→ Material for the task
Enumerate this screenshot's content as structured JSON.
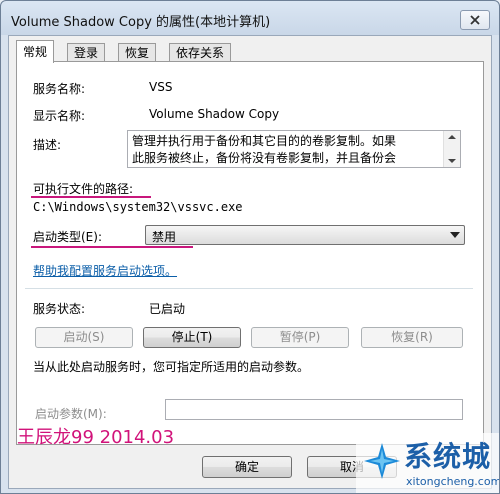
{
  "window": {
    "title": "Volume Shadow Copy 的属性(本地计算机)"
  },
  "tabs": [
    {
      "label": "常规"
    },
    {
      "label": "登录"
    },
    {
      "label": "恢复"
    },
    {
      "label": "依存关系"
    }
  ],
  "general": {
    "service_name_label": "服务名称:",
    "service_name_value": "VSS",
    "display_name_label": "显示名称:",
    "display_name_value": "Volume Shadow Copy",
    "description_label": "描述:",
    "description_line1": "管理并执行用于备份和其它目的的卷影复制。如果",
    "description_line2": "此服务被终止，备份将没有卷影复制，并且备份会",
    "exe_path_label": "可执行文件的路径:",
    "exe_path_value": "C:\\Windows\\system32\\vssvc.exe",
    "startup_type_label": "启动类型(E):",
    "startup_type_value": "禁用",
    "help_link": "帮助我配置服务启动选项。",
    "status_label": "服务状态:",
    "status_value": "已启动",
    "start_label": "启动(S)",
    "stop_label": "停止(T)",
    "pause_label": "暂停(P)",
    "resume_label": "恢复(R)",
    "hint_text": "当从此处启动服务时，您可指定所适用的启动参数。",
    "params_label": "启动参数(M):"
  },
  "footer": {
    "ok_label": "确定",
    "cancel_label": "取消",
    "signature": "王辰龙99 2014.03",
    "watermark_logo": "系统城",
    "watermark_url": "xitongcheng.com"
  },
  "colors": {
    "annotation_underline": "#c8177c",
    "link": "#0b5ea8",
    "signature": "#d1127a",
    "logo": "#1c5fa8"
  }
}
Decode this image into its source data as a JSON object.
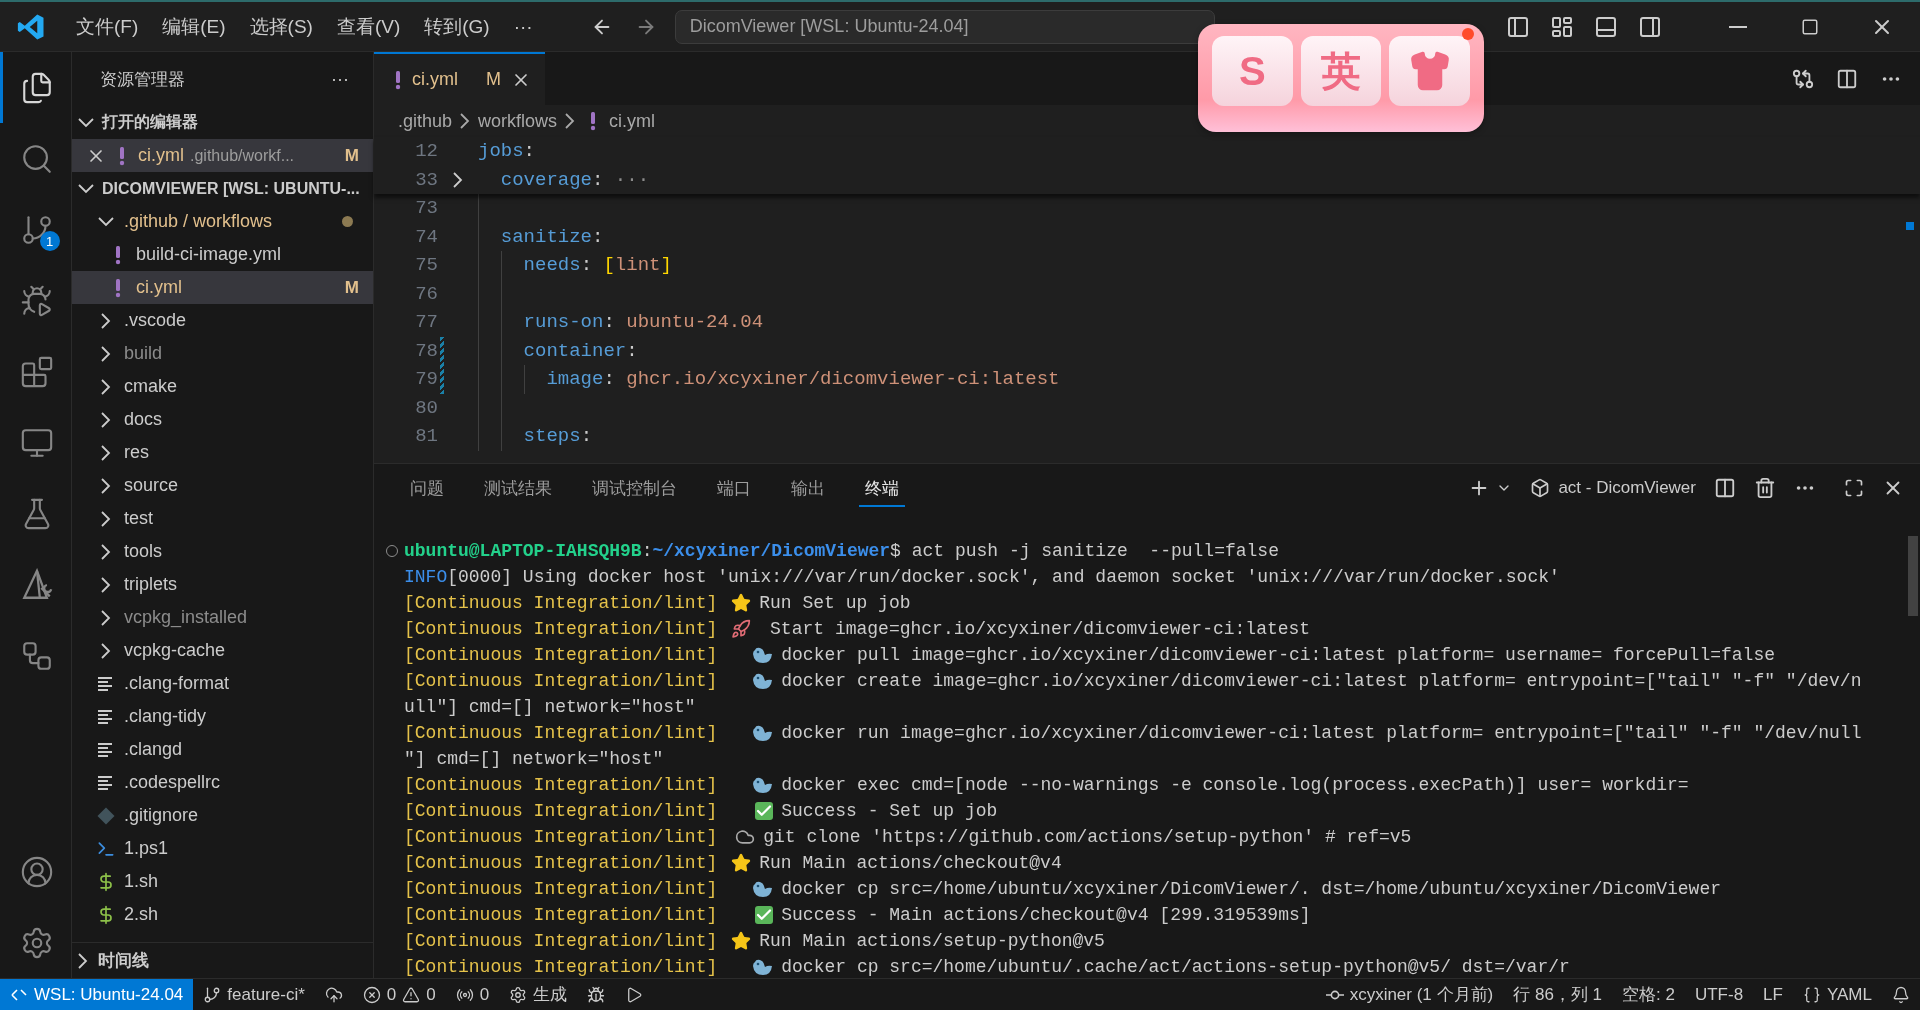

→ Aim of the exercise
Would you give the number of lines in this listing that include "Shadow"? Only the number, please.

→ Exercise result
2